First published in 1998, this volume dwells upon the socio-political problem of "under-representation" at great length within the context of immigration through analysis of Turkish immigrants within the "cosy" country of Denmark on the European Periphery. The main purpose has been to show the fictitious and constructed character of the identities that are normally presupposed and taken for granted. Bülent Diken attempts to "defamiliarize" the familiar notions of the "immigrant" and what is taken for granted in the field of immigration. To counter this, Diken allows the "immigrant" to speak throughout interviews. In addition, the study dwells on local and central state policies and planning.

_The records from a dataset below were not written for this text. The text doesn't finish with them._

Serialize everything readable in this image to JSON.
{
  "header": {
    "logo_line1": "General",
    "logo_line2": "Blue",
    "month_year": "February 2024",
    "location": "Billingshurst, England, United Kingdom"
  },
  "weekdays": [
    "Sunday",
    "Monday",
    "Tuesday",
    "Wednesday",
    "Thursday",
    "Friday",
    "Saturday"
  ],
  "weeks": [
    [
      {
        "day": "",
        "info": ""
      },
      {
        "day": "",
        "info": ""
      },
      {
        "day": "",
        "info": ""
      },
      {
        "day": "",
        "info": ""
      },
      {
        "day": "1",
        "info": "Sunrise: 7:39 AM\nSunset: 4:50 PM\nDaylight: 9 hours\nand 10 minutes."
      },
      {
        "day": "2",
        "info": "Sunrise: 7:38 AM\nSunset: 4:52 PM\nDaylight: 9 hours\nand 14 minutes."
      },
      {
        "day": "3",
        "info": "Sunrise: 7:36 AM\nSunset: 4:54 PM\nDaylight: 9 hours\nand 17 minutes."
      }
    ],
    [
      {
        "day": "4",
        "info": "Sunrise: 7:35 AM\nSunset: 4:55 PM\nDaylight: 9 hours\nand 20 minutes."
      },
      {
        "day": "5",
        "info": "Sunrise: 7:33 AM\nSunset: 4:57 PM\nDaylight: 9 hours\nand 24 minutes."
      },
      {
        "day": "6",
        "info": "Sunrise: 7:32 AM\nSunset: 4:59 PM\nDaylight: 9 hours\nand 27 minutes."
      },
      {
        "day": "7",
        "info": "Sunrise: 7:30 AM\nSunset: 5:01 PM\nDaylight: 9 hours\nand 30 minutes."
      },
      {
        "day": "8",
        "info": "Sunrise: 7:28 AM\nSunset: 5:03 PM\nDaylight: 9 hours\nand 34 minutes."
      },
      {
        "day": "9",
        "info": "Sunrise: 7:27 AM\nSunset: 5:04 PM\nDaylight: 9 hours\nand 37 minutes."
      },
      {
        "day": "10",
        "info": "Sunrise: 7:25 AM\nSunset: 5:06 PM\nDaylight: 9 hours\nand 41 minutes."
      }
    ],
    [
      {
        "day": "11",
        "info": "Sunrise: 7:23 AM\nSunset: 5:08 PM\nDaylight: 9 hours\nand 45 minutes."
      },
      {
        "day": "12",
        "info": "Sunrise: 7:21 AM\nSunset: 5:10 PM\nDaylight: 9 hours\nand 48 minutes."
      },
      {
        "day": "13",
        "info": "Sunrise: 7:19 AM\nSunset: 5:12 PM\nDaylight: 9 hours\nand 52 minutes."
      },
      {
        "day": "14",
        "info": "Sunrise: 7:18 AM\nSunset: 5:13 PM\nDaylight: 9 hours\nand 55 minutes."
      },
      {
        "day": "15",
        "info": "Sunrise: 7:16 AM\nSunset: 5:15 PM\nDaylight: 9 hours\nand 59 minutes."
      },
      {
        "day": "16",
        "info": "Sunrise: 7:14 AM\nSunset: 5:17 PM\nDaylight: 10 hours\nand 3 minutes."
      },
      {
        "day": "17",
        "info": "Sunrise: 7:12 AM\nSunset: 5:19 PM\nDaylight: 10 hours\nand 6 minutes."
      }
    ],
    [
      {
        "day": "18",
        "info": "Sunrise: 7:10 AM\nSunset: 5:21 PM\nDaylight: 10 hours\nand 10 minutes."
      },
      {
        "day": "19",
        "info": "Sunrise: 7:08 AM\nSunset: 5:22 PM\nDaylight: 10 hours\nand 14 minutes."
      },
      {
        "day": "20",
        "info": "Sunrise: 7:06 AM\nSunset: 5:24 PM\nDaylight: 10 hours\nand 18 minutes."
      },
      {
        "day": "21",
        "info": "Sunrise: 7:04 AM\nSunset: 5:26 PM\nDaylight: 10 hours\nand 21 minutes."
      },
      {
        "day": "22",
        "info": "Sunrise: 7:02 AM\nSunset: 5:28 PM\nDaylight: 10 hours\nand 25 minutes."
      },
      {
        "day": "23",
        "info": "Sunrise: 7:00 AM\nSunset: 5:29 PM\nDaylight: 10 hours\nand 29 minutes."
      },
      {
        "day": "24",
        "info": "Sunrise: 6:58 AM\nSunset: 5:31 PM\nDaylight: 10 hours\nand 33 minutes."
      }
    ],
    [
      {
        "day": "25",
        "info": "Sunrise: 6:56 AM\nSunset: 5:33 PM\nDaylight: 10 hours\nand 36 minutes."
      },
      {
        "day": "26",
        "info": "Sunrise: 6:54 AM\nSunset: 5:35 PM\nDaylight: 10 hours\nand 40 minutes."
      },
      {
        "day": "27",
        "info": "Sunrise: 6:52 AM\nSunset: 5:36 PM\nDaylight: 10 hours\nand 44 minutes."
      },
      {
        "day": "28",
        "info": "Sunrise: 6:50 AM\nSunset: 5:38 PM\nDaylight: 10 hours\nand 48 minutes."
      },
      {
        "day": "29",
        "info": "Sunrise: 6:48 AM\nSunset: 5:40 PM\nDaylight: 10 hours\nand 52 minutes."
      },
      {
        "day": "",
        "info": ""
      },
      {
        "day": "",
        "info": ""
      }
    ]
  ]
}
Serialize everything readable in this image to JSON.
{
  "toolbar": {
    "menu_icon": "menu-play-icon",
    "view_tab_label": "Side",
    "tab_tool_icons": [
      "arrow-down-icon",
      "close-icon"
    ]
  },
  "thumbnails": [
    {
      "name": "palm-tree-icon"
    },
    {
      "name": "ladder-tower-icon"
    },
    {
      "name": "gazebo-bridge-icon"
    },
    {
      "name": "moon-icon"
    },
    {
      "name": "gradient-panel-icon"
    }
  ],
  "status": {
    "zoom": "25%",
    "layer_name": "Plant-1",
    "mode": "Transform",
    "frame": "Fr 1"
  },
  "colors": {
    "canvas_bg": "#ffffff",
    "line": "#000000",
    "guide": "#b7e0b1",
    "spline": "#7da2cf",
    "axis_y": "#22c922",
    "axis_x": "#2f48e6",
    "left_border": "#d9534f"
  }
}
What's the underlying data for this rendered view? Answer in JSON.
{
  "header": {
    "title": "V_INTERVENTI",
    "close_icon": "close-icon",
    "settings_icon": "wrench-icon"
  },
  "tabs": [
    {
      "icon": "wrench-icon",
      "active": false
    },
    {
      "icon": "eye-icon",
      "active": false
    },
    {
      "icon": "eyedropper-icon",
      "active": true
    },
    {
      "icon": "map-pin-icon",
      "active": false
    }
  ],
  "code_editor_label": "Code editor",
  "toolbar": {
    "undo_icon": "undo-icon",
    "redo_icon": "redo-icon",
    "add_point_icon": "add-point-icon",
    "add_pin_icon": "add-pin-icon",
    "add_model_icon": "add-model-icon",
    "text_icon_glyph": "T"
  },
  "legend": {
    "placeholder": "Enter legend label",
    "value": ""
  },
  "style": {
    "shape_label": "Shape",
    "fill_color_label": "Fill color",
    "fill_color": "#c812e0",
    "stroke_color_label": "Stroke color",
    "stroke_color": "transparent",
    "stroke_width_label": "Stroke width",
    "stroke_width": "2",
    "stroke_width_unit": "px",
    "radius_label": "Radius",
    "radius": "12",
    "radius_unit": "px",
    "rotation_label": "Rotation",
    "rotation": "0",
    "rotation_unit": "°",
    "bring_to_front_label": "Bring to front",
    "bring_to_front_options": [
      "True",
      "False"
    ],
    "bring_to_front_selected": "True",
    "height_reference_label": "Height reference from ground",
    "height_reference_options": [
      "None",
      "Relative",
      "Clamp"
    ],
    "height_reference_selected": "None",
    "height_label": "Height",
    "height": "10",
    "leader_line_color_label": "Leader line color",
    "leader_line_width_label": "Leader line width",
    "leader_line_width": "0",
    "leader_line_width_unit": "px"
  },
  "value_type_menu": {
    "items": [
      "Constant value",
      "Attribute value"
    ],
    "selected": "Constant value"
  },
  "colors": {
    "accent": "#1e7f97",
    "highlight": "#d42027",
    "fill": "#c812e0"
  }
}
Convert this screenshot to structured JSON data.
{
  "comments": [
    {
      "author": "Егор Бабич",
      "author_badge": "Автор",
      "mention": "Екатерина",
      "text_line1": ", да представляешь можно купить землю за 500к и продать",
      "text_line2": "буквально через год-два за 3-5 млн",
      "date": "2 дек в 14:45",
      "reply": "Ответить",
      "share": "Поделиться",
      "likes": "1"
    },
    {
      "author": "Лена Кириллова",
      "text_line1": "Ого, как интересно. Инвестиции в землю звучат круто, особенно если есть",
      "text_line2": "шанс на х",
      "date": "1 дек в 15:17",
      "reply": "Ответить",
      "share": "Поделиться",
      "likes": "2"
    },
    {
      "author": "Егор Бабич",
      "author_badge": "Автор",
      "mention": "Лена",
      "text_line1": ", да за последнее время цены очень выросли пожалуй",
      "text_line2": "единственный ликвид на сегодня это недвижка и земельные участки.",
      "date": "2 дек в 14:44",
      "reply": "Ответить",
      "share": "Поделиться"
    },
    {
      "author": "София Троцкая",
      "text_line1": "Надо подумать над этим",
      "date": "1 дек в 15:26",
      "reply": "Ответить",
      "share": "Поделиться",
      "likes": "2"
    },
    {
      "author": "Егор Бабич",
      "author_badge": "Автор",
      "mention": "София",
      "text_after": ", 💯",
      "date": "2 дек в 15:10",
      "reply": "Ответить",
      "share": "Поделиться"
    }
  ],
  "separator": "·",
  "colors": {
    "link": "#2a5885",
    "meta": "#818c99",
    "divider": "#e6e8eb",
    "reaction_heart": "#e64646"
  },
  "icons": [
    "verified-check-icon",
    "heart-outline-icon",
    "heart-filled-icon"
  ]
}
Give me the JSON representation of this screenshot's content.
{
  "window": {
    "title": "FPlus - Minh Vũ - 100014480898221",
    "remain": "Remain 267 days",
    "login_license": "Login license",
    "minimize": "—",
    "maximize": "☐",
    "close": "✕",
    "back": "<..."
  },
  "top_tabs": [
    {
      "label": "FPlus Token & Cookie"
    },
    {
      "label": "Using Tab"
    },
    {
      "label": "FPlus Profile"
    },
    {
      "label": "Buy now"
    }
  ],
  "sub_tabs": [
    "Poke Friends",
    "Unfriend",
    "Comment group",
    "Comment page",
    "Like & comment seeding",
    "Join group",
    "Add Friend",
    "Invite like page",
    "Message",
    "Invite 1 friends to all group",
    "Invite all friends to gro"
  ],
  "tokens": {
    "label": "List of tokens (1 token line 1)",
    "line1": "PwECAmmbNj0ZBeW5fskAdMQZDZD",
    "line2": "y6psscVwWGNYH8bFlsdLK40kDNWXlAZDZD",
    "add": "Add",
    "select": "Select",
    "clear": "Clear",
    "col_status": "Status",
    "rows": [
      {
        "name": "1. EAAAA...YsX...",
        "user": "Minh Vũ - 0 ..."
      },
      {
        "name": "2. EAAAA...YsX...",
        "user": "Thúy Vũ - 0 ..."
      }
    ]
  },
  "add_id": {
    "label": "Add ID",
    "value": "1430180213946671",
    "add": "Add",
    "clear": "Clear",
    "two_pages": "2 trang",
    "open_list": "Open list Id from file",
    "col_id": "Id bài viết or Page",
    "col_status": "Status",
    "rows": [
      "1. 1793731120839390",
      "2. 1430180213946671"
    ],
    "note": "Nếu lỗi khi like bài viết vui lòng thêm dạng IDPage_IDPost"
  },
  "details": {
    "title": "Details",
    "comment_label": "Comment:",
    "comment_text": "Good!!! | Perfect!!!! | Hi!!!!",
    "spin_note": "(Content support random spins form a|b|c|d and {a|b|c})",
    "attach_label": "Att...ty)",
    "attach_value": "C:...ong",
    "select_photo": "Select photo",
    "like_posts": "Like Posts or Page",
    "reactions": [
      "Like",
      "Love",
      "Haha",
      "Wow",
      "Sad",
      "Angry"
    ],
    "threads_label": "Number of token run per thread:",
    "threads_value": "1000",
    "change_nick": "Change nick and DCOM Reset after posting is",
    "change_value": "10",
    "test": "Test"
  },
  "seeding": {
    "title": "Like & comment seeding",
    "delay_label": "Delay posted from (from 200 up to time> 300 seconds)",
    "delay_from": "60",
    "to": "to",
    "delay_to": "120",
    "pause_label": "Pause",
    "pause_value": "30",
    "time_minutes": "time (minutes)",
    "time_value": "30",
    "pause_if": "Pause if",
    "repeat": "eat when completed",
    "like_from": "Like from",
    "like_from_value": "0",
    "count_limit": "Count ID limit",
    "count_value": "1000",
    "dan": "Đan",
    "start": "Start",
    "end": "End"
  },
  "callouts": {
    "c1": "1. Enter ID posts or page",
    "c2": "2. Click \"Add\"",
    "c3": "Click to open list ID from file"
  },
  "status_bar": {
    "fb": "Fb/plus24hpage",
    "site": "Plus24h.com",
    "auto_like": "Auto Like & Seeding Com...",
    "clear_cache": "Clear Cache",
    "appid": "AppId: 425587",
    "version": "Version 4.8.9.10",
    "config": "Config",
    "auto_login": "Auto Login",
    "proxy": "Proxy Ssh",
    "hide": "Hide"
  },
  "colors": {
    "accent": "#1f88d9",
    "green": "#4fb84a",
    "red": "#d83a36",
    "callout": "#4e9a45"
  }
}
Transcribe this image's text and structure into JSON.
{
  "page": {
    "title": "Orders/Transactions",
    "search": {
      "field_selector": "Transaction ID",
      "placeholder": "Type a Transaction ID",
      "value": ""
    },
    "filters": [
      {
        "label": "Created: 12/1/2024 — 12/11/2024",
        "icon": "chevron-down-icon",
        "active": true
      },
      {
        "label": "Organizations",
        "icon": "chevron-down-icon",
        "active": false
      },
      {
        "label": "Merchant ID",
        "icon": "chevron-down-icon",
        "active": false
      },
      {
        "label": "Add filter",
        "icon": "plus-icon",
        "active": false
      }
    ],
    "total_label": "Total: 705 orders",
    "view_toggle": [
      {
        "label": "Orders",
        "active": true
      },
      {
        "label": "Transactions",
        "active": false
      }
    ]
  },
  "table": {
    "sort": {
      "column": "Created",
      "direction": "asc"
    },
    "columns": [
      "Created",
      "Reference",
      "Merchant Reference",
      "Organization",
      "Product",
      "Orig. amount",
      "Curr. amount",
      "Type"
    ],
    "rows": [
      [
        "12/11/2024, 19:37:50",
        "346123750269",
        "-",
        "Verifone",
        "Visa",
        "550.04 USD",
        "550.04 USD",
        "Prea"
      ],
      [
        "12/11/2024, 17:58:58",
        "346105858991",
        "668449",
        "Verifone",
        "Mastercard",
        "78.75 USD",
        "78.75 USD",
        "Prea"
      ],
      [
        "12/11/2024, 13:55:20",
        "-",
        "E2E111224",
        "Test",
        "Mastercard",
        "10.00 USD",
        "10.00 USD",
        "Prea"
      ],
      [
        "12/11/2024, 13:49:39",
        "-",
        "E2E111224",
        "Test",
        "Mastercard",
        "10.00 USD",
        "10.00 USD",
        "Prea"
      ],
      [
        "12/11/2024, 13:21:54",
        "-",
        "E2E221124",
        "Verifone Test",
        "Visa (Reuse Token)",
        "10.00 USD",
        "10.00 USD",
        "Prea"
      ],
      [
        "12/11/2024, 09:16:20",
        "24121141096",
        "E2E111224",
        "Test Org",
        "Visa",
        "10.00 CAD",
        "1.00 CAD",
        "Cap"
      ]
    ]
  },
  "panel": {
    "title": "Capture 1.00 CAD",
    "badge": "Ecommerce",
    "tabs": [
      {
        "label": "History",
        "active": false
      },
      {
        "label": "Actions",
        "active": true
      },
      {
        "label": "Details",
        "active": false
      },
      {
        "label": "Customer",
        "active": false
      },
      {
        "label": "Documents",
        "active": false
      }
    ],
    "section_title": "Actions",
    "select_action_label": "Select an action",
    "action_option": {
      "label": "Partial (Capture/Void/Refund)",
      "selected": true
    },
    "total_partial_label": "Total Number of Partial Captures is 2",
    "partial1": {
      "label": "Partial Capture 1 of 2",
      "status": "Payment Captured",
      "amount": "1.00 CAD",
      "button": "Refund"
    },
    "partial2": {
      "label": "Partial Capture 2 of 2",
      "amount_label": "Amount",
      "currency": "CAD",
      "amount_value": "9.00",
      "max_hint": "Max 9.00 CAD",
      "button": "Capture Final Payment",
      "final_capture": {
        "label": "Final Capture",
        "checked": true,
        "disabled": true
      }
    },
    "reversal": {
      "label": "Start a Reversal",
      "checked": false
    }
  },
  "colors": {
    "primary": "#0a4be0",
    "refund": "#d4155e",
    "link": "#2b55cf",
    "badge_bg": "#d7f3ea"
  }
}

This requires a merger of social theory with research on immigration as well as (social and physical) planning, in this case in a Danish context with an examination on how the application of planning and urban politics are oriented toward immigrants. Together with an interest in political and discursive "strategies", the "tactics" used by immigrants in coping with these strategies are focused on at length.
Table of Contents
1. Politics of Immigration and "The Spirit of Aarhus". 2. Discourse of Immigration and the Gestures of Power. 3. "The Fear of Touching" and the Suburban Ghetto. 4. Social Space and the Secret of "Invisibility". 5. Hybridity, Globalization and the Stranger. 6. Tradition, (Post)Modernity and Ambivalence. 7. "Economies of Signs and Space" and Immigration. 8. Towards an "Ambivalent" Social Theory. 9. Heterogeneous Reflexivity, Ambivalence and Planning. 10. Instead of a Conclusion: "The Other Heading".